▶ **Aim of the task**:
Only the lines that include "image" should be copied from the data below.

[[ Data provided open ]]

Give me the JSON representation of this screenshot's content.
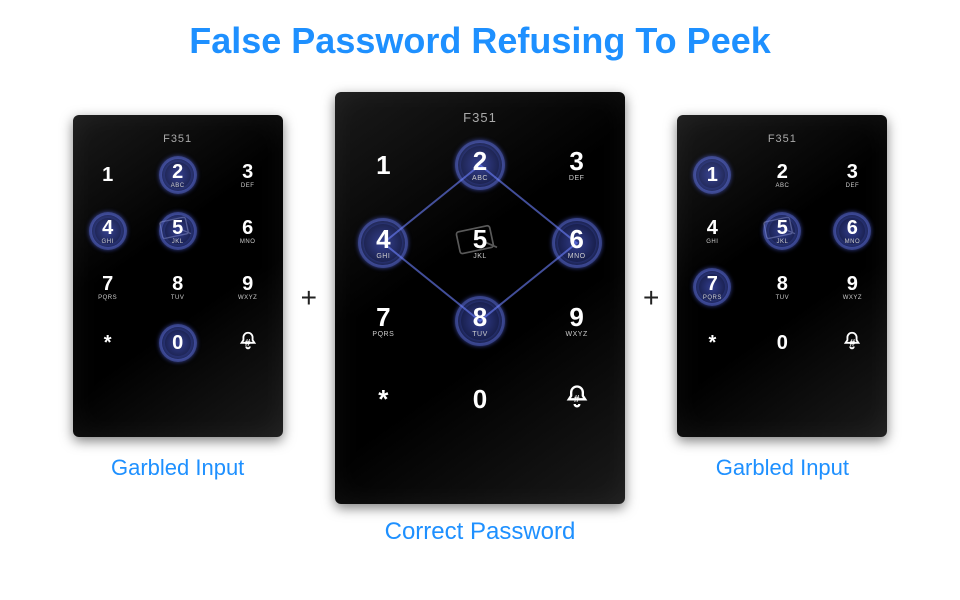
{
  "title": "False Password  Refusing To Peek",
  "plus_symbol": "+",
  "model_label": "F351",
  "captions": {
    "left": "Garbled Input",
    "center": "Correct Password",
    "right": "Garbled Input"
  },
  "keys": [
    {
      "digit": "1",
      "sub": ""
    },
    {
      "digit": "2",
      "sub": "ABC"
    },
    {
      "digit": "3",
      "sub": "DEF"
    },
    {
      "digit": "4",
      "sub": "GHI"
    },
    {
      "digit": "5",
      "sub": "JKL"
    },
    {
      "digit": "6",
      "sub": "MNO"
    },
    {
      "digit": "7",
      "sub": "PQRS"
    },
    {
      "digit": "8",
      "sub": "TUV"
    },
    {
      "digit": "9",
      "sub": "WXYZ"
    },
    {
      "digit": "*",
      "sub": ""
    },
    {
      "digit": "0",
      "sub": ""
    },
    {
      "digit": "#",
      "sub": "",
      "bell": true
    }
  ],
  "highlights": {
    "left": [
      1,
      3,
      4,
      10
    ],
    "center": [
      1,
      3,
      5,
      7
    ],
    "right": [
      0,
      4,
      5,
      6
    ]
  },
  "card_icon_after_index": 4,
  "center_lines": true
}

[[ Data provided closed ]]
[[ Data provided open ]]

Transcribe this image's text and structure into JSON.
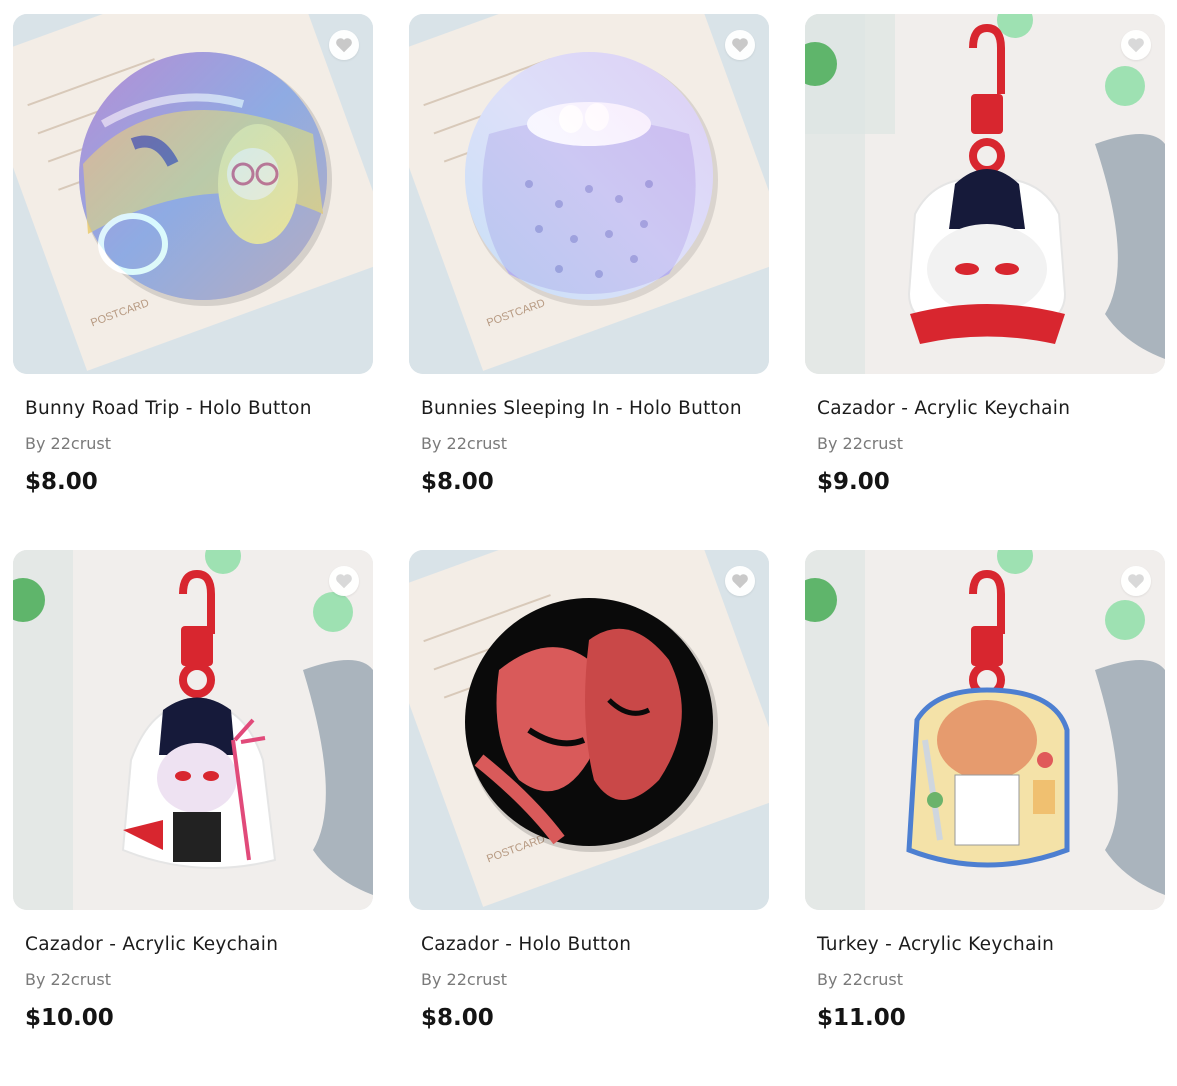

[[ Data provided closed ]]
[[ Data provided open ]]

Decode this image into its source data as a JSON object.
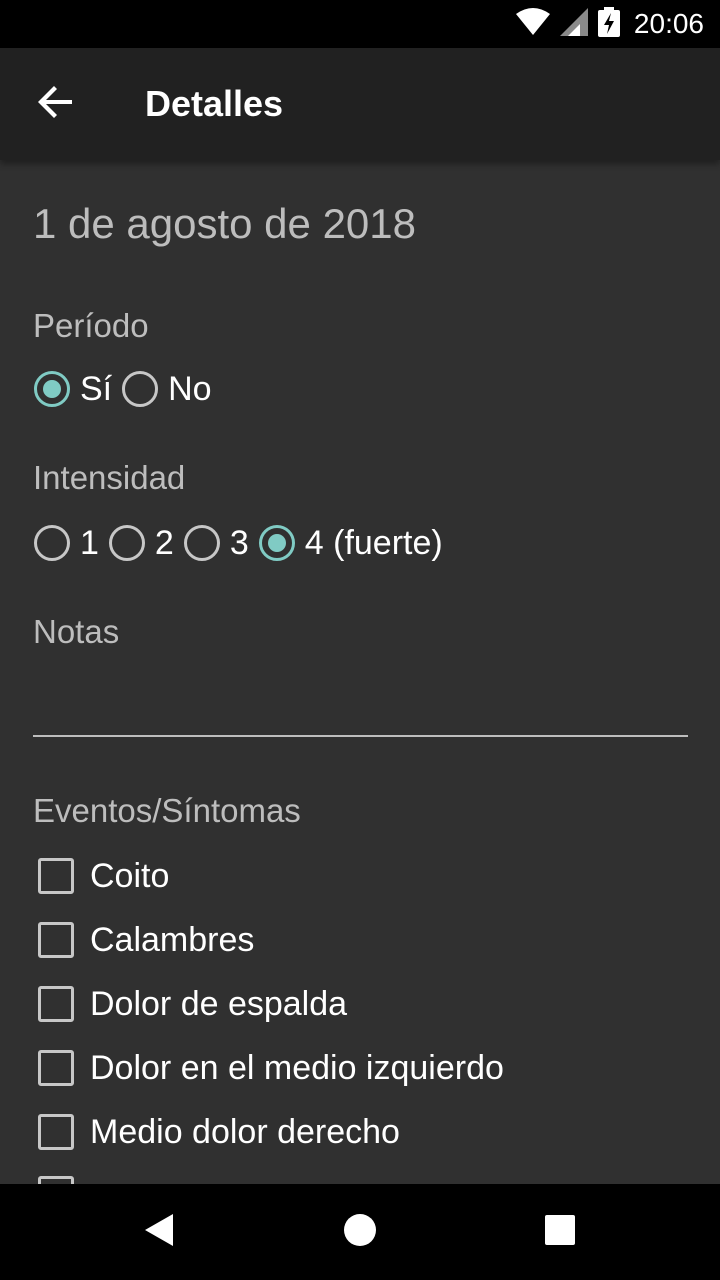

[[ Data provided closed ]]

▶ **Response area**:
Transcribe this image's text and structure into JSON.
Decode this image into its source data as a JSON object.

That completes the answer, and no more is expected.